The Bergholz community was founded by Sam Mullet and attracted families who preferred the strict Amish way of life practiced there—no indoor plumbing, no tractors, no cars, no radio or television, no cell phones. Life was peaceful until Mullet began using violence and intimidation, along with strange punishments, to control the community. A teenager at the time, Mast lived and worked on his grandfather’s farm. In hindsight, he writes, “What I didn’t realize was how Sam operated: he used knowledge and emotions and sometimes lies to drive a wedge between people. Isolated people, it turns out, are very easy to control.”

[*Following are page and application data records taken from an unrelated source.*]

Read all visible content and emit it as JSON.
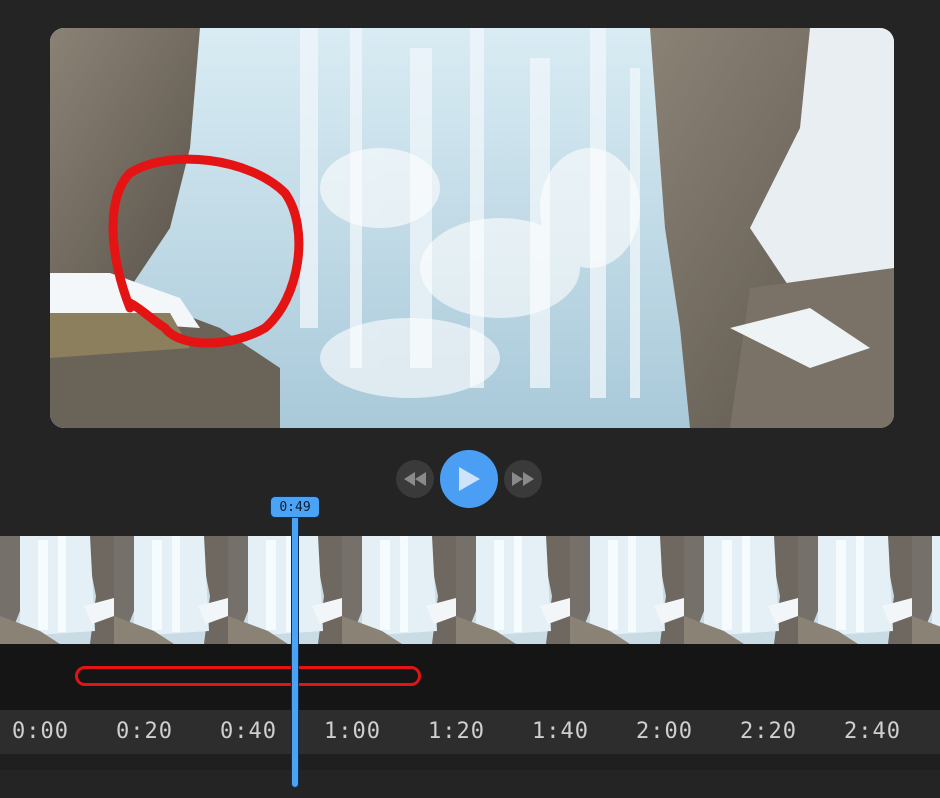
{
  "preview": {
    "description_icon": "frozen-waterfall-video-frame"
  },
  "controls": {
    "rewind_icon": "rewind-icon",
    "play_icon": "play-icon",
    "forward_icon": "fast-forward-icon"
  },
  "playhead": {
    "time": "0:49"
  },
  "ruler": {
    "ticks": [
      "0:00",
      "0:20",
      "0:40",
      "1:00",
      "1:20",
      "1:40",
      "2:00",
      "2:20",
      "2:40"
    ]
  },
  "colors": {
    "accent": "#4a9ff5",
    "annotation": "#e41414",
    "background": "#242424"
  }
}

Mast asks, “Why would a bunch of grown men allow another man to treat them that way? I can’t say for sure, but I think that for most of us, Bergholz was all we had. Every friend we had in the world lived there, every family member. Sam held the key to all of that.”

He adds, “I think most people stayed in Bergholz because they honestly believed that if they left, they would go to hell when they died.”

Mast’s story is one of redemption and courage. At age 22, he testified against his grandfather and 15 other defendants, many of them his aunts and uncles. They were all found guilty and are serving sentences for their crimes of up to 15 years. Mast left the community—the only world he knew.

Mast reports that Bergholz is still controlled by Sam Mullet, from his prison cell. Mast’s parents remain there, even though Mast’s father was a beard-cutting victim. When Mast left the community, his mother begged him to stay and “try to do everything Sam tells you to do.” His parents have refused to meet his family, Clara and young daughter, Esther Jane. “It would be nice to see my dad again, to be able to have a regular conversation,” Mast says. “But what happened in Bergholz ruined that.”

It did not ruin Mast’s belief in God, however, though he lost interest in belonging to a church. But since the birth of his daughter, Mast is interested in seeking out a new church home at some point. “Everything that happened led me here: to Clara and Esther Jane and a new life,” he writes. “I don’t live with regret. Actually, I have a lot of hope these days. I think it’s going to be a good life.”

Donald B. Kraybill, author of Renegade Amish, writes in the foreword: “Breakaway Amish is a story of human tragedy. It chronicles what happens when men, in the name of God, abuse positions of power to exploit, harm, and denigrate others. It’s an important, cautionary tale, and the rest of us would do well to listen carefully.”

Tom Shachtman, author of Rumspringa: To Be or Not to Be Amish, says of the book, “Seldom do outsiders get such a revealing glimpse of what happens to an isolated group when, as Johnny Mast writes, ‘You learn to ignore the voices in your head that were telling you, This isn’t right. None of this is right.’ An eyewitness account of a leader’s twisted descent into mental hell and of the havoc it can cause among people who only seek to be devout and faithful.”

Mast, 26, works on a construction crew. He and Clara and their daughter live in Ohio.

ShawnSmucker2

Shawn Smucker

Shawn Smucker is the author or coauthor of seven books. He and his wife, Maile, and their children live in Lancaster, Pennsylvania.

Breakaway Amish is available for $15.99 from Herald Press at 800-245-7894 and www.MennoMedia.org, as well as other websites and local bookstores. The book is being published July 12, 2016.

View a video book trailer for Breakaway Amish.

Kelly Hughes, DeChant-Hughes & Associates Inc.

To set up interviews with the author contact: Kelly Hughes, 312-280-8126, or kelly@dechanthughes.com

High-resolution photos available.

For more information from Herald Press:
Melodie Davis
News manager
MennoMedia
540-574-4874
MelodieD@MennoMedia.org